### ACTION ITEM
Looking at the entries below, how many lines include the word "hoody"? Answer with the number alone.

Data records
######
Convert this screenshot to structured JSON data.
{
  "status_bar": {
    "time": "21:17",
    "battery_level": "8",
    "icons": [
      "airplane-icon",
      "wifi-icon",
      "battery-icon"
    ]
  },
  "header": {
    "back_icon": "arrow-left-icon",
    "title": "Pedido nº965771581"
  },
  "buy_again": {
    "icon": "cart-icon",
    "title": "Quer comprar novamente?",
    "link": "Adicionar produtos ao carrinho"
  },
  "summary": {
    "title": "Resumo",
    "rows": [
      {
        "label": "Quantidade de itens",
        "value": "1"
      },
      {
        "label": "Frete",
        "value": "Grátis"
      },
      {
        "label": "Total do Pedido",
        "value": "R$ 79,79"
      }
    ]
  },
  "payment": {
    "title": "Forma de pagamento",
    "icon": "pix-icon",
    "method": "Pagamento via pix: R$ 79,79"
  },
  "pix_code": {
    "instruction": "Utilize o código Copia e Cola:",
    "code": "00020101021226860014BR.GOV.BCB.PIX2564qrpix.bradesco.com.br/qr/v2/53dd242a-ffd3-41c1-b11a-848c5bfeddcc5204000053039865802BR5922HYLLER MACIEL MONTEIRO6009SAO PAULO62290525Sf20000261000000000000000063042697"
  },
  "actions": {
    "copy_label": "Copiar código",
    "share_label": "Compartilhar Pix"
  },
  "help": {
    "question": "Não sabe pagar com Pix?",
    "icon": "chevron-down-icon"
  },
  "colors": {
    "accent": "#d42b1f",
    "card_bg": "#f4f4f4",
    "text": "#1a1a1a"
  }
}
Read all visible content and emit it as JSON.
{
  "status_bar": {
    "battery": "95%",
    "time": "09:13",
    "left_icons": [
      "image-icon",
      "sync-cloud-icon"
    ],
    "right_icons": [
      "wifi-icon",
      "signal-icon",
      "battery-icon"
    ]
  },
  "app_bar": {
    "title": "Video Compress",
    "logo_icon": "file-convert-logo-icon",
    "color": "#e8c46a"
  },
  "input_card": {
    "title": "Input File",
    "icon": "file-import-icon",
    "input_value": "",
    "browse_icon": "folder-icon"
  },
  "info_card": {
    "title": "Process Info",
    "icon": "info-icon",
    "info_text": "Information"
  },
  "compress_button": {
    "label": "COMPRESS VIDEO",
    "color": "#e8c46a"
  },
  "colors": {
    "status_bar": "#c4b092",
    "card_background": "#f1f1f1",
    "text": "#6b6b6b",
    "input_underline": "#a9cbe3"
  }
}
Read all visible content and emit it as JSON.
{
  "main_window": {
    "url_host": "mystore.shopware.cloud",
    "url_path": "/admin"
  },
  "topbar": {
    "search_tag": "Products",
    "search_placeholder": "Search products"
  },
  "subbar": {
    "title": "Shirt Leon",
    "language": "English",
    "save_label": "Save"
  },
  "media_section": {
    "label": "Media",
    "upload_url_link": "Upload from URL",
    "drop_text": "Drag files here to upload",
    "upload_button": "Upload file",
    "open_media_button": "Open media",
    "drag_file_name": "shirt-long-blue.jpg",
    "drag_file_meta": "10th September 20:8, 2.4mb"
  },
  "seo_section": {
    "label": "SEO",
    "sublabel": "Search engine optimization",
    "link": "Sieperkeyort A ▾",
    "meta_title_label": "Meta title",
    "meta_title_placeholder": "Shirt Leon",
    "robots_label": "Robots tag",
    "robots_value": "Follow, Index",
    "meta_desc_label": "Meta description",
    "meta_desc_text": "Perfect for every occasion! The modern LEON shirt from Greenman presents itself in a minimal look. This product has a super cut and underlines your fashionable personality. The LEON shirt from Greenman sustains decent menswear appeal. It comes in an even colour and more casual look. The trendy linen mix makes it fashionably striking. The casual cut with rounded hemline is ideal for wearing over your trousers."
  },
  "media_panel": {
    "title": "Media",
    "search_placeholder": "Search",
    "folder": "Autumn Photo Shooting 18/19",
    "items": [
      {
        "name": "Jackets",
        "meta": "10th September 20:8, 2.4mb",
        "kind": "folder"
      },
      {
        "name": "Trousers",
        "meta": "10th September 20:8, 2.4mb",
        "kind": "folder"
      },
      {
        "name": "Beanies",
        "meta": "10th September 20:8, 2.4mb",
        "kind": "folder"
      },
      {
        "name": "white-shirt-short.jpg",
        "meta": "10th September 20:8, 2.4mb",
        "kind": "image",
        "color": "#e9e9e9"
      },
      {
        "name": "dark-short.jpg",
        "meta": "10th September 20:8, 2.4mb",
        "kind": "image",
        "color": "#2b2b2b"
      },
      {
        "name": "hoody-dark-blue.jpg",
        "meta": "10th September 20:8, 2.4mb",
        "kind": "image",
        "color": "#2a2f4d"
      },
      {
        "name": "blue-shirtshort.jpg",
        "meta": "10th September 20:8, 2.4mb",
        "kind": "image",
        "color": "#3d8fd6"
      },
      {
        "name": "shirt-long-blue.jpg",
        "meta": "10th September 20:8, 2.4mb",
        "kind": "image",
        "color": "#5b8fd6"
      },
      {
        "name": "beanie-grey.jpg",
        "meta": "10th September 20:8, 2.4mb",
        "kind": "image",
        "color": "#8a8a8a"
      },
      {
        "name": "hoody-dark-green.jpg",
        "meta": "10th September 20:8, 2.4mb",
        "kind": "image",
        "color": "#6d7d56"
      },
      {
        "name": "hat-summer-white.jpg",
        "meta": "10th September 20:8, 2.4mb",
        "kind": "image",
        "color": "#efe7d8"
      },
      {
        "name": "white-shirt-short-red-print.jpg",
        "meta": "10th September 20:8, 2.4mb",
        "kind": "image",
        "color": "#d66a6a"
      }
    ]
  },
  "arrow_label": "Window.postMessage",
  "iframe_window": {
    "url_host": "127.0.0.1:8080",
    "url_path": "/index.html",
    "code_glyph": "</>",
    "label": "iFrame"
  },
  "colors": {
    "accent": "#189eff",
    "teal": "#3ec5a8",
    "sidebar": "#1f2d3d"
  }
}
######
### REPLY
2